[Entries taken from a collection]
━━━━━━━━
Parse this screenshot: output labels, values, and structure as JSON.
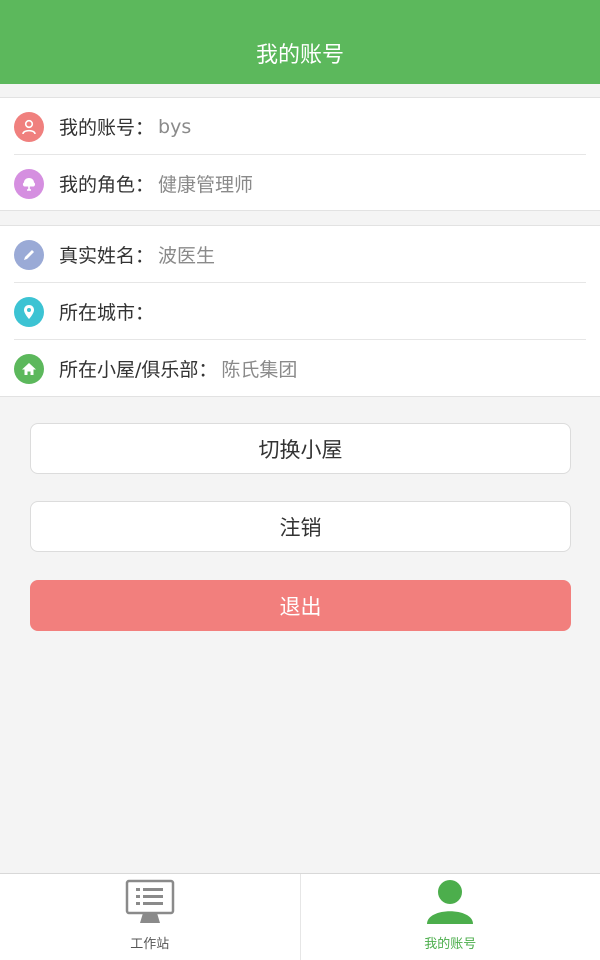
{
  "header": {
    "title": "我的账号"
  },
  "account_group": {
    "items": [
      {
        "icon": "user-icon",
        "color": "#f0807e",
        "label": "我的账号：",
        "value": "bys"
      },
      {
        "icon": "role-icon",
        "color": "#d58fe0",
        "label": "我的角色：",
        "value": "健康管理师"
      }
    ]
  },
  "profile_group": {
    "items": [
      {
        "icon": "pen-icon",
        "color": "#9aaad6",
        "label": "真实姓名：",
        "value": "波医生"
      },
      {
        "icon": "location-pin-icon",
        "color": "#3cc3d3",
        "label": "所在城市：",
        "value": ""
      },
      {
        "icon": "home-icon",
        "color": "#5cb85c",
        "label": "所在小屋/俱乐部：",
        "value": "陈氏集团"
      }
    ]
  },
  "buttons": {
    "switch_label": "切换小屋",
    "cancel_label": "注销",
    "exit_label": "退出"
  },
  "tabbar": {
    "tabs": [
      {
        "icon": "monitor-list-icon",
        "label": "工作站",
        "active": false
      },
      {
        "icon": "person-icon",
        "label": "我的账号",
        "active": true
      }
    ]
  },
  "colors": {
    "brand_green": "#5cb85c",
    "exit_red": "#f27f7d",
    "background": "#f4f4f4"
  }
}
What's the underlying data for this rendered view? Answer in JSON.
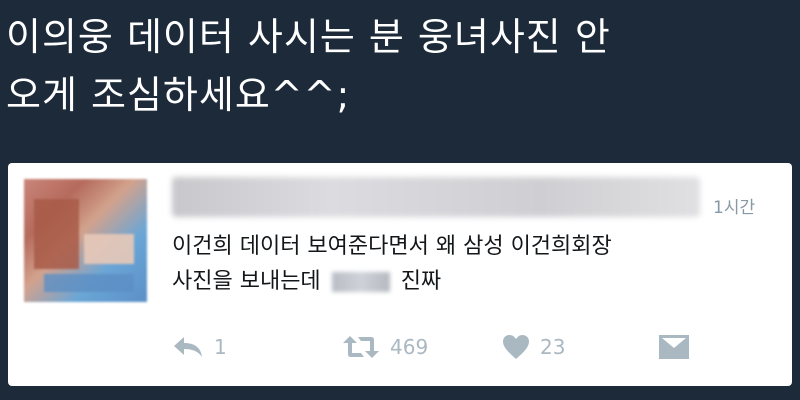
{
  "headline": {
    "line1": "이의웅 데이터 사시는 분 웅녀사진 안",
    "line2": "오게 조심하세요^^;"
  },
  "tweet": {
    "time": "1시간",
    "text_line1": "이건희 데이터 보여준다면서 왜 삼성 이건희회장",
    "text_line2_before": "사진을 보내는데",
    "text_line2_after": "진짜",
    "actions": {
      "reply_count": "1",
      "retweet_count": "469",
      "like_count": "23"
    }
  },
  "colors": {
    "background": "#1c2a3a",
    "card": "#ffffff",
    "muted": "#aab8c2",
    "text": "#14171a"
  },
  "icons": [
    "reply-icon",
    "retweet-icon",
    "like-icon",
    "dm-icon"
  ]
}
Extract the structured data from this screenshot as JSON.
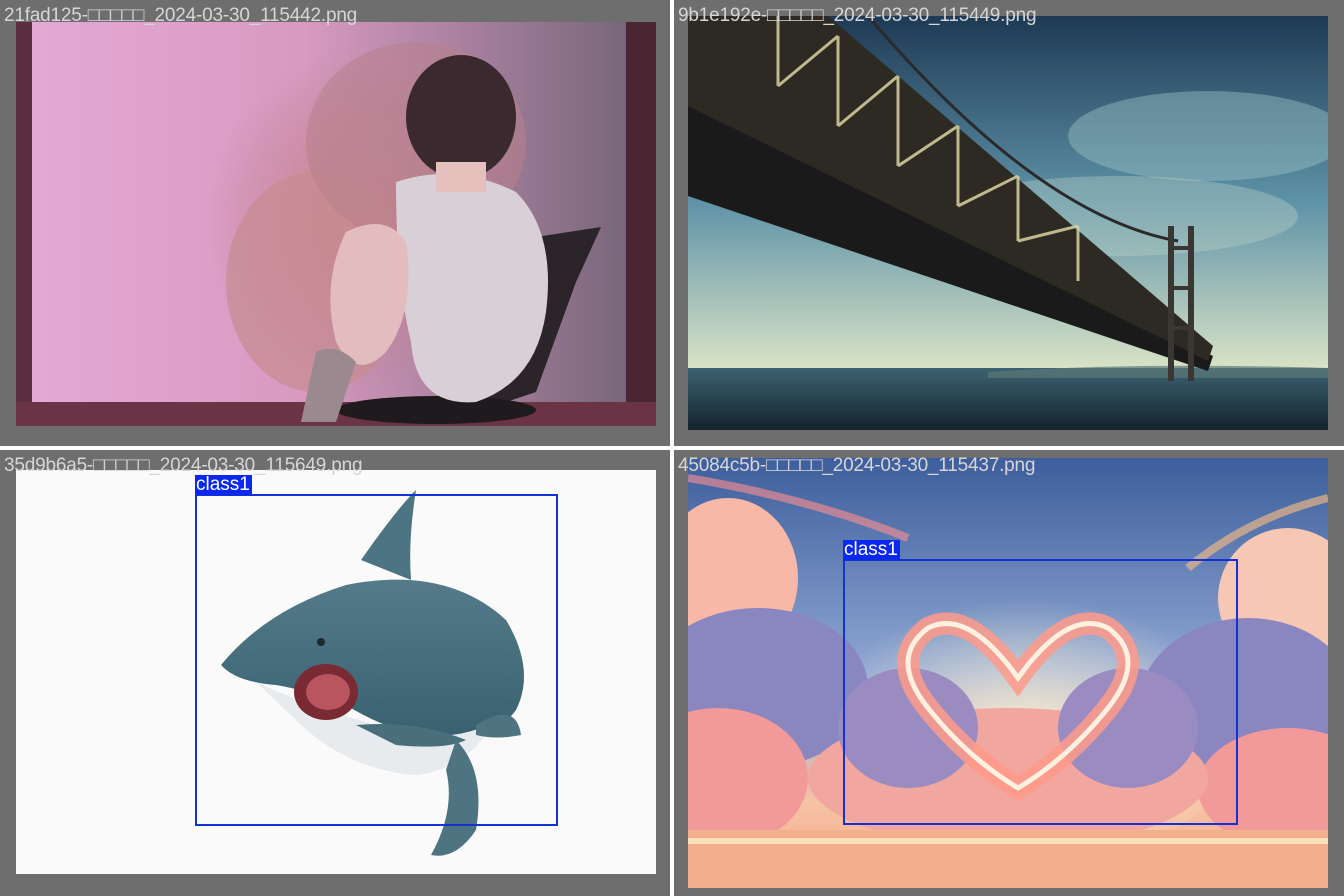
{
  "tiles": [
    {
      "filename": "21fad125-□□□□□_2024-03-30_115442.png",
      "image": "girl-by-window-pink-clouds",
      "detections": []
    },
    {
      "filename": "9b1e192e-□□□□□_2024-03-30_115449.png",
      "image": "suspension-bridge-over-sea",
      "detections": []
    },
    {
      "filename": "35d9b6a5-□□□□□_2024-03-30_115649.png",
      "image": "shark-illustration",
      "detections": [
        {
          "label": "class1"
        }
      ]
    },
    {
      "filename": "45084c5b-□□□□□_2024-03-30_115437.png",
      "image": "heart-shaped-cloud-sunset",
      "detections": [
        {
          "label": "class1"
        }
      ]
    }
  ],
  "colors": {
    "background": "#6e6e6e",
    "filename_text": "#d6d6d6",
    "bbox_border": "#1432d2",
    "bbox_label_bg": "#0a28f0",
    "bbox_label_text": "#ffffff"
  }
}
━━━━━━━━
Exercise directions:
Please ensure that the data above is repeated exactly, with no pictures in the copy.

Solution to the problem:
Parse this screenshot: output labels, values, and structure as JSON.
{
  "header": {
    "title": "我的账号"
  },
  "account_group": {
    "items": [
      {
        "icon": "user-icon",
        "color": "#f0807e",
        "label": "我的账号：",
        "value": "bys"
      },
      {
        "icon": "role-icon",
        "color": "#d58fe0",
        "label": "我的角色：",
        "value": "健康管理师"
      }
    ]
  },
  "profile_group": {
    "items": [
      {
        "icon": "pen-icon",
        "color": "#9aaad6",
        "label": "真实姓名：",
        "value": "波医生"
      },
      {
        "icon": "location-pin-icon",
        "color": "#3cc3d3",
        "label": "所在城市：",
        "value": ""
      },
      {
        "icon": "home-icon",
        "color": "#5cb85c",
        "label": "所在小屋/俱乐部：",
        "value": "陈氏集团"
      }
    ]
  },
  "buttons": {
    "switch_label": "切换小屋",
    "cancel_label": "注销",
    "exit_label": "退出"
  },
  "tabbar": {
    "tabs": [
      {
        "icon": "monitor-list-icon",
        "label": "工作站",
        "active": false
      },
      {
        "icon": "person-icon",
        "label": "我的账号",
        "active": true
      }
    ]
  },
  "colors": {
    "brand_green": "#5cb85c",
    "exit_red": "#f27f7d",
    "background": "#f4f4f4"
  }
}
What's the underlying data for this rendered view? Answer in JSON.
{
  "headline": {
    "line1": "이의웅 데이터 사시는 분 웅녀사진 안",
    "line2": "오게 조심하세요^^;"
  },
  "tweet": {
    "time": "1시간",
    "text_line1": "이건희 데이터 보여준다면서 왜 삼성 이건희회장",
    "text_line2_before": "사진을 보내는데",
    "text_line2_after": "진짜",
    "actions": {
      "reply_count": "1",
      "retweet_count": "469",
      "like_count": "23"
    }
  },
  "colors": {
    "background": "#1c2a3a",
    "card": "#ffffff",
    "muted": "#aab8c2",
    "text": "#14171a"
  },
  "icons": [
    "reply-icon",
    "retweet-icon",
    "like-icon",
    "dm-icon"
  ]
}
Extract the structured data from this screenshot as JSON.
{
  "tiles": [
    {
      "filename": "21fad125-□□□□□_2024-03-30_115442.png",
      "image": "girl-by-window-pink-clouds",
      "detections": []
    },
    {
      "filename": "9b1e192e-□□□□□_2024-03-30_115449.png",
      "image": "suspension-bridge-over-sea",
      "detections": []
    },
    {
      "filename": "35d9b6a5-□□□□□_2024-03-30_115649.png",
      "image": "shark-illustration",
      "detections": [
        {
          "label": "class1"
        }
      ]
    },
    {
      "filename": "45084c5b-□□□□□_2024-03-30_115437.png",
      "image": "heart-shaped-cloud-sunset",
      "detections": [
        {
          "label": "class1"
        }
      ]
    }
  ],
  "colors": {
    "background": "#6e6e6e",
    "filename_text": "#d6d6d6",
    "bbox_border": "#1432d2",
    "bbox_label_bg": "#0a28f0",
    "bbox_label_text": "#ffffff"
  }
}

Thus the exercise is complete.